→ What is being asked: Copies of all lines containing the string "source" are needed from the data below.

Excerpts from an interface dataset:
----------------------------------------
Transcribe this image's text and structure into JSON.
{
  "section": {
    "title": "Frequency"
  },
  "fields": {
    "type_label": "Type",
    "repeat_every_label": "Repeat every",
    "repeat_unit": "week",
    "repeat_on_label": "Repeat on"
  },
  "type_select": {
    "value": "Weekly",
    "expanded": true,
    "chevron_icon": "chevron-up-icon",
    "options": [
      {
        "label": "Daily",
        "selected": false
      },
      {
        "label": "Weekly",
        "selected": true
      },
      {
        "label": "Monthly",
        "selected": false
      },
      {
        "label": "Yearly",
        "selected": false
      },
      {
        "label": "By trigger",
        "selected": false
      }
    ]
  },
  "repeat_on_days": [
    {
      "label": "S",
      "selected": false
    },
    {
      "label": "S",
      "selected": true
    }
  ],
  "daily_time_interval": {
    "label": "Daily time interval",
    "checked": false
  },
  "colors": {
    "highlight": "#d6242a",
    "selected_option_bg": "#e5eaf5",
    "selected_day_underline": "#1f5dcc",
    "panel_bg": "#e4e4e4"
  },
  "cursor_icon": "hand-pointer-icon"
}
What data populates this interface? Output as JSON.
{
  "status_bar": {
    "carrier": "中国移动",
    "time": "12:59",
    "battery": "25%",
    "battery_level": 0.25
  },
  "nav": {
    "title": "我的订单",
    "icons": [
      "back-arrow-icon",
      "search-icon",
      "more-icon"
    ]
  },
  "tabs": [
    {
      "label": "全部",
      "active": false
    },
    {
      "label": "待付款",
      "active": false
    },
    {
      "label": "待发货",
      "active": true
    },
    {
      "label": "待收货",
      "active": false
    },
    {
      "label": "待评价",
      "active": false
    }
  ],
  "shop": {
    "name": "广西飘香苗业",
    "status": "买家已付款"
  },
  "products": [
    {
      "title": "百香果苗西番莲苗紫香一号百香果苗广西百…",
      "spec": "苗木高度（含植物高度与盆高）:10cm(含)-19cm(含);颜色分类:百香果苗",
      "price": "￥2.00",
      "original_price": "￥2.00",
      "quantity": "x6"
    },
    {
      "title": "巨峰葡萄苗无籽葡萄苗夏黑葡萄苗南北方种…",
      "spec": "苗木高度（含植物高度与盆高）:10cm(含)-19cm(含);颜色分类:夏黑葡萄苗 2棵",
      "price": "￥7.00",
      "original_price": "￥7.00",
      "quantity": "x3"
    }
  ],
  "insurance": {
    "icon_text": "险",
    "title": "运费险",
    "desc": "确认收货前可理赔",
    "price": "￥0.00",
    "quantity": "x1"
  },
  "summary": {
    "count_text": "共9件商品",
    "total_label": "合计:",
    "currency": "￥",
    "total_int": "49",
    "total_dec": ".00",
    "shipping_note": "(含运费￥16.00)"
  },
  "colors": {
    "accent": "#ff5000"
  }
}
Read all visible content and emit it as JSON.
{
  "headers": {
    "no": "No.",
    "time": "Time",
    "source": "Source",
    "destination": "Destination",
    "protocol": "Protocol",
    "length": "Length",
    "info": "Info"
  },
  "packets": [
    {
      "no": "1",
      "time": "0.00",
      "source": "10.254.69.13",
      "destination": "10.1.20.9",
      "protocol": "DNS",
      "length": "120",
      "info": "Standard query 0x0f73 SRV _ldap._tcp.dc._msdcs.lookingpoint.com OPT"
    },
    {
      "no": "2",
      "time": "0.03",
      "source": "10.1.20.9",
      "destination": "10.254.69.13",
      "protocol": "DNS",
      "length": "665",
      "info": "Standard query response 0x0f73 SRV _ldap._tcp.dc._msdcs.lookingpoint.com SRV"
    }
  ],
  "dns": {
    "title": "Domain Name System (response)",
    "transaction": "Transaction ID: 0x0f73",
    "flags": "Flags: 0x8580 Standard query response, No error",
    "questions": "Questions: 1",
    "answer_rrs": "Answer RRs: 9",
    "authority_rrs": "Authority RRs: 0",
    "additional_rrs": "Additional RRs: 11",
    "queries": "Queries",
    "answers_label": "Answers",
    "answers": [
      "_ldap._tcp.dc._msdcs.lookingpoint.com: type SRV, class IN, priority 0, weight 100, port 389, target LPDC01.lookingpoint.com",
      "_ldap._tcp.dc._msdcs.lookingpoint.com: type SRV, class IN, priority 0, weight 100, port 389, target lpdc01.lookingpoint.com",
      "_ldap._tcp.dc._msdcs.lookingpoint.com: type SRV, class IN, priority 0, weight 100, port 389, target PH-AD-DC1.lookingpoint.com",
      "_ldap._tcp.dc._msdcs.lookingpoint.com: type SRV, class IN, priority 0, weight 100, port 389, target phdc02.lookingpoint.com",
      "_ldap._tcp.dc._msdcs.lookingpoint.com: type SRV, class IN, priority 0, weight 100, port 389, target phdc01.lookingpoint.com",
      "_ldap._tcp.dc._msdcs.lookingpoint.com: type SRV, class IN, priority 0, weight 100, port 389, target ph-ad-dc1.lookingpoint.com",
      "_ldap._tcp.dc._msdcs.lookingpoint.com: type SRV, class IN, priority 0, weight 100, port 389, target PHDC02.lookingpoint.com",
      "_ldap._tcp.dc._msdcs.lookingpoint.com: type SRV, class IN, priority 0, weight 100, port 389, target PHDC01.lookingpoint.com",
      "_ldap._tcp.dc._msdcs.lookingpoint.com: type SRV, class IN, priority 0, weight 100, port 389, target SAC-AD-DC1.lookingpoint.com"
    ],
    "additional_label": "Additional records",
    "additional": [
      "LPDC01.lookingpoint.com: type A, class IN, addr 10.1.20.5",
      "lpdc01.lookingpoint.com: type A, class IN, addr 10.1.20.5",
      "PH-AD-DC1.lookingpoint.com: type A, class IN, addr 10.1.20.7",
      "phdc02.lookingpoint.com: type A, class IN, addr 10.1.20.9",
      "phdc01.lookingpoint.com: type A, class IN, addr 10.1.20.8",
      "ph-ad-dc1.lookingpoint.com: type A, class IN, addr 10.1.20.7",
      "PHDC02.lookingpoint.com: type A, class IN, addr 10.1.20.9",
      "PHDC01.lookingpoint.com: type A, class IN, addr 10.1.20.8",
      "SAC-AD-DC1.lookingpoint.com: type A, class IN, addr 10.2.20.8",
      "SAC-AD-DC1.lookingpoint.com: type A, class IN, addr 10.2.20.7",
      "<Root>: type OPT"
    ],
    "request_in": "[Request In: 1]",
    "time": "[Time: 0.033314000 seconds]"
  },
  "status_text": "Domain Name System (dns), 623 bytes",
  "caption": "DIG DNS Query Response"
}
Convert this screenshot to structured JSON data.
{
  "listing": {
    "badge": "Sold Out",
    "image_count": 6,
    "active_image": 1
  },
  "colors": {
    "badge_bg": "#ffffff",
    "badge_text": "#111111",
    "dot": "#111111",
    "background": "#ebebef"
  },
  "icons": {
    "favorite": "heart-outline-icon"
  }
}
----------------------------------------
→ Final answer:
    "source": "Source",
      "source": "10.254.69.13",
      "source": "10.1.20.9",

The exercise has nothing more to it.